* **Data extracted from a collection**
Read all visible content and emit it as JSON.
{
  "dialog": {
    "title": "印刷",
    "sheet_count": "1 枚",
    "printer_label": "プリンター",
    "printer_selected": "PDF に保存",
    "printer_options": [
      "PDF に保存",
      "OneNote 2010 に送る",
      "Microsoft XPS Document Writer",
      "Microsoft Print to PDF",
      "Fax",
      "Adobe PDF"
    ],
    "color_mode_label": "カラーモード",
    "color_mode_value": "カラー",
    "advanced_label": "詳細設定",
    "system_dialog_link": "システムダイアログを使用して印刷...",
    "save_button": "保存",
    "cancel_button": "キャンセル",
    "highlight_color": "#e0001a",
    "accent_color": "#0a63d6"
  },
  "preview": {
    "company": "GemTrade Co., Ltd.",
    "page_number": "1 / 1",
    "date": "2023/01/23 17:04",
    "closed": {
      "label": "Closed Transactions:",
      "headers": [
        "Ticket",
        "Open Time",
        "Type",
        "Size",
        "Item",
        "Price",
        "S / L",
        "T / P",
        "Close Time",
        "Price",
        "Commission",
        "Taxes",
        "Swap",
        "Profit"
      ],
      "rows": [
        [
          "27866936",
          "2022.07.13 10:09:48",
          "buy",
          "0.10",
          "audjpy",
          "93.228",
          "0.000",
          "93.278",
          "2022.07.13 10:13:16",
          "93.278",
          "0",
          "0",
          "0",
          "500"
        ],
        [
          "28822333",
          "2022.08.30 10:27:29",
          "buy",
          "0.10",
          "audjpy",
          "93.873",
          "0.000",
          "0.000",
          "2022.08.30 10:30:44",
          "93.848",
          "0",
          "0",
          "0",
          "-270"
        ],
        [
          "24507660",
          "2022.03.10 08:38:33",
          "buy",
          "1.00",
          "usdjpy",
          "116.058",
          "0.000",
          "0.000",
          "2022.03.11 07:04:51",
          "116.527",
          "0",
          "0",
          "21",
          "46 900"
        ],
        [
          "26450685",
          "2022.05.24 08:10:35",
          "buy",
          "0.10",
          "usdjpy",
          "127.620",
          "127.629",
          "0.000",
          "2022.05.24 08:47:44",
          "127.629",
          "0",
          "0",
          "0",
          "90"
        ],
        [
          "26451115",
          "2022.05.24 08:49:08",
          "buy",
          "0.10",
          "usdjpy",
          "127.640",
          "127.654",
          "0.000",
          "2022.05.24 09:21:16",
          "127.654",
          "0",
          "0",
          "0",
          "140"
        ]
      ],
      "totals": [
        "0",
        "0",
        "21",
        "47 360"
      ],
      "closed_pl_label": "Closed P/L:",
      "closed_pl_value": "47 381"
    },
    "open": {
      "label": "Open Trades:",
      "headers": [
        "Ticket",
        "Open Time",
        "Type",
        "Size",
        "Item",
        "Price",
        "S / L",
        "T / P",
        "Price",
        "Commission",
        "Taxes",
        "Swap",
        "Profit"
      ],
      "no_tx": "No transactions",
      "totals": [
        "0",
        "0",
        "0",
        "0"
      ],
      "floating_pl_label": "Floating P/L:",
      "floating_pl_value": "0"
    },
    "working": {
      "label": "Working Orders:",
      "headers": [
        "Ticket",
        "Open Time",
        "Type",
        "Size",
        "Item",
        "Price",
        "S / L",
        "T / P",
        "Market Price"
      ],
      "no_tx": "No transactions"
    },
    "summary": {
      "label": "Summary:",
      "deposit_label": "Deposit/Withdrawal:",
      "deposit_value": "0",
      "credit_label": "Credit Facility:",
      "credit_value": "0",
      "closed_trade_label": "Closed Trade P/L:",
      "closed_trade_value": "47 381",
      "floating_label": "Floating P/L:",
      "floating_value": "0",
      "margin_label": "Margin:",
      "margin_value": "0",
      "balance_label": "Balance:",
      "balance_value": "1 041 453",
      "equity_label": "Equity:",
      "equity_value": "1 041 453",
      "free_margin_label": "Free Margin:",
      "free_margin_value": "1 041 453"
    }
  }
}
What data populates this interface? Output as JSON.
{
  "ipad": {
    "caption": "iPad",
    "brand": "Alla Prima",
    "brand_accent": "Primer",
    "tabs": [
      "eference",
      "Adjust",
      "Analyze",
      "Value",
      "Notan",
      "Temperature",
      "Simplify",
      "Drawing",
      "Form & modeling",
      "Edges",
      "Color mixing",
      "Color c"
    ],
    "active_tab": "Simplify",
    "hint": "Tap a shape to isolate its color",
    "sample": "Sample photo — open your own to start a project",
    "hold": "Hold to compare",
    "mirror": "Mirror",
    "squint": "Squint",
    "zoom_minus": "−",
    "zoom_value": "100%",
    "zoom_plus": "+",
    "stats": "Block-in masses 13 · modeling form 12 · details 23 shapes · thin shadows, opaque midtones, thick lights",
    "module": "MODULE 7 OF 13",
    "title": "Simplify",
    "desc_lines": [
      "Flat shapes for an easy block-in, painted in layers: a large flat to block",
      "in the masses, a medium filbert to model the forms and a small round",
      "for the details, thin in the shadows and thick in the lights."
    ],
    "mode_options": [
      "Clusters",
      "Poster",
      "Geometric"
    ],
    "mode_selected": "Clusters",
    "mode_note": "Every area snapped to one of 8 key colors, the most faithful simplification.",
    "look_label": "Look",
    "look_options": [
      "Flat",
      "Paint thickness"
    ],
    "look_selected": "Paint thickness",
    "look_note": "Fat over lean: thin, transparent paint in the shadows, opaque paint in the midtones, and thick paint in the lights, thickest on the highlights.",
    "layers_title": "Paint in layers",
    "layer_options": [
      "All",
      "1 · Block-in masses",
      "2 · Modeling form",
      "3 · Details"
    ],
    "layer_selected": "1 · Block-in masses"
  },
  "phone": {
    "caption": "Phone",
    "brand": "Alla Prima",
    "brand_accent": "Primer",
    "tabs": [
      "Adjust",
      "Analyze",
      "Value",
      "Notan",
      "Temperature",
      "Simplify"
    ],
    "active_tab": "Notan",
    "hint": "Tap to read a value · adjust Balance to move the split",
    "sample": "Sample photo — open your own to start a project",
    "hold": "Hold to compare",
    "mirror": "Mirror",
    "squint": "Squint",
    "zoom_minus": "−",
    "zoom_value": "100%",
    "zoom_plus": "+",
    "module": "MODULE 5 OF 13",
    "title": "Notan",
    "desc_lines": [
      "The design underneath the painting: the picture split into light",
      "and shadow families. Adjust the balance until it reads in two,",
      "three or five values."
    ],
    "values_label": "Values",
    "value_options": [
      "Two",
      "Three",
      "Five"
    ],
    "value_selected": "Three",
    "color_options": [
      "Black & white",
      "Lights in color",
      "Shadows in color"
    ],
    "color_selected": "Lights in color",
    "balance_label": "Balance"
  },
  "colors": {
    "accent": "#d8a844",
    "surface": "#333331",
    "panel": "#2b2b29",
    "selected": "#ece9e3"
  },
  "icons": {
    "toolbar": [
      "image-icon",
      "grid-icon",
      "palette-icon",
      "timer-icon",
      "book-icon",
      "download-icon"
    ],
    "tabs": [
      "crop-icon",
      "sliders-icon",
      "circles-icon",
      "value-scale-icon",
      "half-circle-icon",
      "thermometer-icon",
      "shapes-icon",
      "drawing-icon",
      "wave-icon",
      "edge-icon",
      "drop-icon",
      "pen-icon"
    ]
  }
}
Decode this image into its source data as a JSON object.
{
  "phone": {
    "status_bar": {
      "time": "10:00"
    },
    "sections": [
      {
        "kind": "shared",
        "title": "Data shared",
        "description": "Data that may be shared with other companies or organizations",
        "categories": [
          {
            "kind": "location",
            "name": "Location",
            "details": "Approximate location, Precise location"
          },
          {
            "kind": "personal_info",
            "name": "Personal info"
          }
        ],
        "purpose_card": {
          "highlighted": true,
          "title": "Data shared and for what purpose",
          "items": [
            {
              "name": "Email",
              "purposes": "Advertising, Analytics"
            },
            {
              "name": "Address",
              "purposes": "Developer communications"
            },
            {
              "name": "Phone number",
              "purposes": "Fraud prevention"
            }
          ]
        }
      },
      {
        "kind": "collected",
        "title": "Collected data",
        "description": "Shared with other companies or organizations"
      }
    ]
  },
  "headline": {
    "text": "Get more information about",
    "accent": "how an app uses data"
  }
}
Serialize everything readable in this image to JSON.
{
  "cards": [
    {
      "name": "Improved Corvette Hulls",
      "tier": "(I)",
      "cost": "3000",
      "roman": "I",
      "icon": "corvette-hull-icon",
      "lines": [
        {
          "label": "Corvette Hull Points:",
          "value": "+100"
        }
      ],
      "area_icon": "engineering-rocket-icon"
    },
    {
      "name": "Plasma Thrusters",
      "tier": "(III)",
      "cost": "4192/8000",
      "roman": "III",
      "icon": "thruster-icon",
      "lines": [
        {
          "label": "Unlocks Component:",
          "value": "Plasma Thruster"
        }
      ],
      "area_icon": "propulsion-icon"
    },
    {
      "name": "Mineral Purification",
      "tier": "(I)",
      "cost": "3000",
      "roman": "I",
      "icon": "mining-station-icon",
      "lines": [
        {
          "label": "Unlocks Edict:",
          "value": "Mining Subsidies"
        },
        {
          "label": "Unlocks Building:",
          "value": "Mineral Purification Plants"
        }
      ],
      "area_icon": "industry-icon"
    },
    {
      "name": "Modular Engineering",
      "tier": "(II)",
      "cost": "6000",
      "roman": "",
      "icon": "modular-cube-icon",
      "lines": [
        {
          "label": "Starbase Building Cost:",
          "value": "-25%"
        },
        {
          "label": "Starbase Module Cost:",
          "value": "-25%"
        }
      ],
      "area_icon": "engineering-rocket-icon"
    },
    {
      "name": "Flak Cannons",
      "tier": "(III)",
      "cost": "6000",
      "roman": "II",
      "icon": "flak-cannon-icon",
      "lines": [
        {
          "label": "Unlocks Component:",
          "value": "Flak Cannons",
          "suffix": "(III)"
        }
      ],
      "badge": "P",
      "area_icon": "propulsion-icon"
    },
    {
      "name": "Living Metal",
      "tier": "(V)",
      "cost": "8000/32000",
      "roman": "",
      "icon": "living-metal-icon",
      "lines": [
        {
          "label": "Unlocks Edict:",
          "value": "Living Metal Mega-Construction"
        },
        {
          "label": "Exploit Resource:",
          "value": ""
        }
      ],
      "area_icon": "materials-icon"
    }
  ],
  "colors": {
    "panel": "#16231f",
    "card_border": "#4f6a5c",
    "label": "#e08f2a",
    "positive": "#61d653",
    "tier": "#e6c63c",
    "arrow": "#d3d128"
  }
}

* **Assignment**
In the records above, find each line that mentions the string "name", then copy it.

* **Exercise response**
            "name": "Location",
            "name": "Personal info"
              "name": "Email",
              "name": "Address",
              "name": "Phone number",
      "name": "Improved Corvette Hulls",
      "name": "Plasma Thrusters",
      "name": "Mineral Purification",
      "name": "Modular Engineering",
      "name": "Flak Cannons",
      "name": "Living Metal",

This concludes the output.